6. Coury T, Napoli AM, Wilson M, et al. Injury patterns in recreational alpine skiing and snowboarding at a mountainside clinic. Wilderness Environ Med.2013;24(4):417–421.
7. Heard WM, VanSice WC, Savoie FH 3rd. Anterior cruciate ligament tears for the primary care sports physician: What to know on the field and in the office. Phys Sportsmed. 2015;43(4):432–439.
8. Petri M, Ettinger M, Stuebig T, et al. Current concepts for patellar dislocation. Arch Trauma Res. 2015;4(3):e29301.
9. Laskowski ER. Snow skiing. Phys Med Rehabil Clin N Am.1999;10(1):189–211.
11. Bitterman AD, Leonard B, Midgley J, et al. Orthopedic considerations of the polytrauma patient: Management of lower extremity fractures and dislocations. JEMS. 2014;39(5):50–55.
12. Henrichs A. A review of knee dislocations. J Athl Train.2004;39(4):365–369.
14. Lee C, Porter KM. Prehospital management of lower limb fractures. Emerg Med J. 2005;22(9):660–663.
15. Cuske J. The lost art of splinting: How to properly immobilize extremities & manage pain.” JEMS. 2008;33(7):50–64.
16. Collopy KT, Kivlehan SM, Snyder SR. Managing unstable musculoskeletal injuries. EMS World. 2012;41(2):36–43.
21. McEachin CC, McDermott JT, Swor R. Few EMS patients with lower extremity fractures receive prehospital analgesia. Prehosp Emerg Care.2002;6(4):406–410.
How to Make a Splint
You can follow the instructions below to learn how to apply a splint.
1. Attend to any bleeding
Attend to bleeding, if any, before you attempt to place the splint. You can stop the bleeding by putting pressure directly on the wound.

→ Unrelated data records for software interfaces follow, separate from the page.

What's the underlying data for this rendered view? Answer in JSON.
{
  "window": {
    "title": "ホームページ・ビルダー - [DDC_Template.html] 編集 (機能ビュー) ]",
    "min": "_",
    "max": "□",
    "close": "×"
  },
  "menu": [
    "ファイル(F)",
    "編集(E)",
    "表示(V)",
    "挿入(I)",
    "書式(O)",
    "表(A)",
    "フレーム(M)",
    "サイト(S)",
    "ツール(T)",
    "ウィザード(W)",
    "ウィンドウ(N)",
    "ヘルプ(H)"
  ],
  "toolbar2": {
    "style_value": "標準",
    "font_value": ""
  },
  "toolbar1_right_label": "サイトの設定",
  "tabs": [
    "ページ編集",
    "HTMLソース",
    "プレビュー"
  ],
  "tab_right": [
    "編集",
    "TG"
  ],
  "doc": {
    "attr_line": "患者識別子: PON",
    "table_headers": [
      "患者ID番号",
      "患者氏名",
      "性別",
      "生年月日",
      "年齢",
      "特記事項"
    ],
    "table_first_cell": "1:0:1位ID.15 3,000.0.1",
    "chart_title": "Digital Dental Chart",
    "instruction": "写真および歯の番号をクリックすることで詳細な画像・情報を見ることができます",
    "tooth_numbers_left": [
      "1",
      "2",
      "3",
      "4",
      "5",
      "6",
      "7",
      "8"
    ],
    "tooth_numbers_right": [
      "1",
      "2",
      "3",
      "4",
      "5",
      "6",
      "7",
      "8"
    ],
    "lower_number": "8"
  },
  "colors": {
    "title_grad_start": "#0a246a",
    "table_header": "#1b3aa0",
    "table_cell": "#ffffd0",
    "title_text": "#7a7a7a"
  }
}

2. Apply padding
Then, apply a bandage, a square of gauze, or a piece of cloth.
Don’t try to move the body part that needs to be splinted. By trying to realign a misshapen body part or broken bone, you may accidentally cause more damage.
3. Place the splint
Carefully place the homemade splint so that it rests on the joint above the injury and the joint below it.
For example, if you’re splinting a forearm, place the rigid support item under the forearm. Then, tie or tape it to the arm just below the wrist and above the elbow.
Avoid placing ties directly over the injured area. You should fasten the splint tightly enough to hold the body part still, but not so tightly that the ties will cut off the person’s circulation.
4. Watch for signs of decreased blood circulation or shock
Once the splinting is completed, you should check the areas around it every few minutes for signs of decreased blood circulation.
If the extremities begin to appear pale, swollen, or tinged with blue, loosen the ties that are holding the splint.
Post-accident swelling can make the splint too tight. While checking for tightness, also feel for a pulse. If it’s faint, loosen the ties.
If the injured person complains that the splint is causing pain, try loosening the ties a little. Then check that no ties were placed directly over an injury.
If these measures don’t help and the person is still feeling pain from the splint, you should remove it.
The injured person may be experiencing shock, which might include them feeling faint or taking only short, rapid breaths. In this case, try to lay them down without affecting the injured body part. If possible, you should elevate their legs and position their head slightly below heart level.
5. Seek medical help
After you’ve applied the splint and the injured body part is no longer able to move, call 911 or your local emergency services. You can also take your loved one to the nearest urgent care clinic or emergency room (ER).
They’ll need to receive a checkup and further treatment.